Date of Award




Document Type


Degree Name

Doctor of Philosophy (PhD)


Department of English

Content Description

1 online resource (v, 260 pages)

Dissertation/Thesis Chair

Richard A. Barney

Committee Members

Mike K. Hill, Charles Shepherdson


community, homelessness, narrative, orphan, stranger, stranger-ness, Homelessness in literature, Strangers in literature, Women in literature, English literature

Subject Categories

English Language and Literature

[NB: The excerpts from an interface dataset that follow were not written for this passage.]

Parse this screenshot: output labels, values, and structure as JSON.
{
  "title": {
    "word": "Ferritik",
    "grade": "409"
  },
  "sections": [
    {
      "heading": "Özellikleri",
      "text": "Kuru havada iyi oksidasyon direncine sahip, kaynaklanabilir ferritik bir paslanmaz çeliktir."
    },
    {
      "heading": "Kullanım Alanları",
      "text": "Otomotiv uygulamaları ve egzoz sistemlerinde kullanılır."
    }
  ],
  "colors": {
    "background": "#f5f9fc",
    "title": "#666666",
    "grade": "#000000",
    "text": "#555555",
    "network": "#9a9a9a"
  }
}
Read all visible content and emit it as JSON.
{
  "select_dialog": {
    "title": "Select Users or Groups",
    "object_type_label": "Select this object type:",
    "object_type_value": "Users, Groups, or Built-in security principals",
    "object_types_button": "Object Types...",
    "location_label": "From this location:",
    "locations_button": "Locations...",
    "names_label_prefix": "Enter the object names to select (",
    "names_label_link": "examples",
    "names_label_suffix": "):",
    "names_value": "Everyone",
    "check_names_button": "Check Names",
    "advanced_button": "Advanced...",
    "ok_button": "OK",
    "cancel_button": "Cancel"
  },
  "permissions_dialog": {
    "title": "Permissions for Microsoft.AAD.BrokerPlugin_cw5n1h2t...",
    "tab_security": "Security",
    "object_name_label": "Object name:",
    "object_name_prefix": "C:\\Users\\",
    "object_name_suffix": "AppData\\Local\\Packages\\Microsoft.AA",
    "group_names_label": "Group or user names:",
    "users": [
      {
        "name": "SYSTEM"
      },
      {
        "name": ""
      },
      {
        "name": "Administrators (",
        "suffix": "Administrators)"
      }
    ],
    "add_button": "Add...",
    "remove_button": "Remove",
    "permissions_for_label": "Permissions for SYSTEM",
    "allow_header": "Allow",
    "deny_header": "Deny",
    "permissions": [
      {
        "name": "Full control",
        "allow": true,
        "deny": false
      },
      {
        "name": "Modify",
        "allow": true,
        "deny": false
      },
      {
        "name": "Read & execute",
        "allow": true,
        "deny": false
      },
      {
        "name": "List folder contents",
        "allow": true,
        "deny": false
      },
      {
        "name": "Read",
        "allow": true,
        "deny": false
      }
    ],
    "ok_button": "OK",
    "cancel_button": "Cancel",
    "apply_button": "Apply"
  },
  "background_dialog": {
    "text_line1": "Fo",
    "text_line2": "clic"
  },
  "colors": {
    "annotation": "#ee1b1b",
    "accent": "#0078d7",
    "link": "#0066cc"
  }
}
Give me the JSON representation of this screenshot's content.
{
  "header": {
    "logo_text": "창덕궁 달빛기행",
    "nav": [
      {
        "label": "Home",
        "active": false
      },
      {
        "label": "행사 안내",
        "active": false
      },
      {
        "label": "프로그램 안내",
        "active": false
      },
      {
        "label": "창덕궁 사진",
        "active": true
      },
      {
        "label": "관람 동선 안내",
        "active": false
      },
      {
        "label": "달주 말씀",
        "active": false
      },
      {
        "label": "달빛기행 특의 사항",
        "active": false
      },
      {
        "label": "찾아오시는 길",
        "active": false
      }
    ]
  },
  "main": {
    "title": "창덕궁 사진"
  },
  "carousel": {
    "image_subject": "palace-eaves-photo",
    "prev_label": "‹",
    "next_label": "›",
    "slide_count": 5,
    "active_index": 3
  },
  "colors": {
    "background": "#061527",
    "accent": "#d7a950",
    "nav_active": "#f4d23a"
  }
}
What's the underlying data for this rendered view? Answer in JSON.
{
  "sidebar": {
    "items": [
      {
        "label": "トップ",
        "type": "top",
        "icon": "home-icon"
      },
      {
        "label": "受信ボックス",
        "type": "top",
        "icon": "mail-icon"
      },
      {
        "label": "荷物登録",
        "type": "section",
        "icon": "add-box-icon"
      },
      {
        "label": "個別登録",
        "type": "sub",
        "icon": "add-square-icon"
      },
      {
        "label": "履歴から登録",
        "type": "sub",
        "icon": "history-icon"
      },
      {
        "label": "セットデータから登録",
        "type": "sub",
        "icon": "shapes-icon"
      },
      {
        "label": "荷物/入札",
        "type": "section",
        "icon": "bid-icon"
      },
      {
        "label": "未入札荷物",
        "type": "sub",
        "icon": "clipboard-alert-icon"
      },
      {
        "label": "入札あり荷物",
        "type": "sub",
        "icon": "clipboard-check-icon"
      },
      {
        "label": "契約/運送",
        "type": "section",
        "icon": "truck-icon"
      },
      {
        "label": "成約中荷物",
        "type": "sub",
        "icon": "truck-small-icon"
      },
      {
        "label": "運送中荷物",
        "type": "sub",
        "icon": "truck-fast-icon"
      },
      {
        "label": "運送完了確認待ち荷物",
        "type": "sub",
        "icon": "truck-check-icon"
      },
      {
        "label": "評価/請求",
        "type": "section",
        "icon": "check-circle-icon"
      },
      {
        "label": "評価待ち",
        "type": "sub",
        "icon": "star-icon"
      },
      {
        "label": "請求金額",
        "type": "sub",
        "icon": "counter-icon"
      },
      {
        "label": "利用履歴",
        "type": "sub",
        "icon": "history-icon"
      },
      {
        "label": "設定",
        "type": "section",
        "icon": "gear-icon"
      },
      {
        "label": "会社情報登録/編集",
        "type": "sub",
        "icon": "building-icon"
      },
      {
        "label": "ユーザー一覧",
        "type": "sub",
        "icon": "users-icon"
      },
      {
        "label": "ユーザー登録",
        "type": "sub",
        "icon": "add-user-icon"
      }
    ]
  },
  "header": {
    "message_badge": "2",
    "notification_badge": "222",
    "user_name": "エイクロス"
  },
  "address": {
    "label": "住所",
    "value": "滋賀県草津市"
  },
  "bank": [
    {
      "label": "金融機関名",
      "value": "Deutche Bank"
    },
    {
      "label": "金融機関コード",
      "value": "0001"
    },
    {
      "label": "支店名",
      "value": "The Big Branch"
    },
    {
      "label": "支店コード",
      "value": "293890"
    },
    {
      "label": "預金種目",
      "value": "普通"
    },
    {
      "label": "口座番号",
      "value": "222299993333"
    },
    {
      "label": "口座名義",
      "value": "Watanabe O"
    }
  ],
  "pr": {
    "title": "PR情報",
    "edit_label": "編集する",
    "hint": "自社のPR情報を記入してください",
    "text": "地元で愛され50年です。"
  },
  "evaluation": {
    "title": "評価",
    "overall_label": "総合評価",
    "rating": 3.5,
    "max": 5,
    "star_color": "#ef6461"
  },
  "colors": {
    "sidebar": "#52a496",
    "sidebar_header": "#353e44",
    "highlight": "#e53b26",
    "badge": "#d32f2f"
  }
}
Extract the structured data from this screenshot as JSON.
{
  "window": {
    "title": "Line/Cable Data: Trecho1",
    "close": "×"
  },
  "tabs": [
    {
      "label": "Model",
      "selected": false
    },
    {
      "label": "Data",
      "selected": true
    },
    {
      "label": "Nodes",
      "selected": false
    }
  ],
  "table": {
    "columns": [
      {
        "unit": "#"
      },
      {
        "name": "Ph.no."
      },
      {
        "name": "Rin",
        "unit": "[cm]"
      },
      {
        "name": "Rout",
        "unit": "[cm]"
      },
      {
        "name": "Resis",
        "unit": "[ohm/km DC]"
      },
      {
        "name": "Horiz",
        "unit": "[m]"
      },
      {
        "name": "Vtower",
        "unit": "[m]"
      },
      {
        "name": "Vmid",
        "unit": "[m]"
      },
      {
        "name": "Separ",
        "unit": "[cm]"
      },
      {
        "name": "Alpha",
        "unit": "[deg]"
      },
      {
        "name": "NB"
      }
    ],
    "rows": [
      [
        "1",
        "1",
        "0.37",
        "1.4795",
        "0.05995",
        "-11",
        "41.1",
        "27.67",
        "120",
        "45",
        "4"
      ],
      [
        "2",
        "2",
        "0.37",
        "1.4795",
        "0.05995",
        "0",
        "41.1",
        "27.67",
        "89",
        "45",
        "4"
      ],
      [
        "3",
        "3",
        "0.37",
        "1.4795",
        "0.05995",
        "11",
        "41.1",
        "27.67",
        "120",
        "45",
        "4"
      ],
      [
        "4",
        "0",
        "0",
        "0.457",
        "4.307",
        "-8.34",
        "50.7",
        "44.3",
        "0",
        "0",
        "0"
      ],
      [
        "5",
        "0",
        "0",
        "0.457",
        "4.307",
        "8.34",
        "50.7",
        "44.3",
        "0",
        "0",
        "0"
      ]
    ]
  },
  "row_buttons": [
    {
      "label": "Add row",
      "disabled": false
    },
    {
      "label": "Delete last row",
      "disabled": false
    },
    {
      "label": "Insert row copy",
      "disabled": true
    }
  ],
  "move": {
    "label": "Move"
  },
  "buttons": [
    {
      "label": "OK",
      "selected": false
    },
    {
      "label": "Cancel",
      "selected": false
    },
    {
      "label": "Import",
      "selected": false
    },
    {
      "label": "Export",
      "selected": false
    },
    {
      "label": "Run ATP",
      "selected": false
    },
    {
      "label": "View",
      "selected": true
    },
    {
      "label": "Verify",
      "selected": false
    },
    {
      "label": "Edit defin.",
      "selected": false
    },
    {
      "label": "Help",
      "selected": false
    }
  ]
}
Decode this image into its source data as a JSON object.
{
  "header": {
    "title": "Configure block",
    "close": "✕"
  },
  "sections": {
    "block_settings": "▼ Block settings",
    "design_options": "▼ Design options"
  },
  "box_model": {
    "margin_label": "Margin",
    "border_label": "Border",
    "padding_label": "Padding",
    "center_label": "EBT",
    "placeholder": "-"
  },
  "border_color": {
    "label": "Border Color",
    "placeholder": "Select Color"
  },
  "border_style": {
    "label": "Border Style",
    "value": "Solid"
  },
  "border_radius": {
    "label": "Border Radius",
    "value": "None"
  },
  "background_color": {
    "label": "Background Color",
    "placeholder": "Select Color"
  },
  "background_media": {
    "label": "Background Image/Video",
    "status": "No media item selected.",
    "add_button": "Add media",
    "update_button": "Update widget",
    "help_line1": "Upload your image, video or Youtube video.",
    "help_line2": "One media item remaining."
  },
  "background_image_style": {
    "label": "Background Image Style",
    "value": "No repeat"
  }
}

In its early stages, the British novel generally validates individuals' particularized views of the world, rather than collective ones, and it explores such views in the context of individual's experiences of feeling homeless and of being strangers both within and without the place of home. Broadly conceived, the issues of homelessness and stranger-ness are intimately tied to questions of category, especially regarding the relation between the individual and community, particularity and generality, and the innovative and the traditional in the novel's emergence as a distinct, modern species of writing. By examining the status of orphans and strangers--both in a literal and a metaphorical sense--in Charlotte Lennox's The Female Quixote, Mary Wollstonecraft's Maria, and Mary Shelley's Frankenstein, this dissertation demonstrates how their experiences of homelessness and stranger-ness constitute critical, even subversive, potentialities for refusing the socially sanctioned ways in which individuals act and think. The underlying implication is that the experiences that orphans and strangers undergo as liminal figures provide discursive spaces in which the limits socially imposed on them are questioned and different ways of being, acting, and thinking can be explored.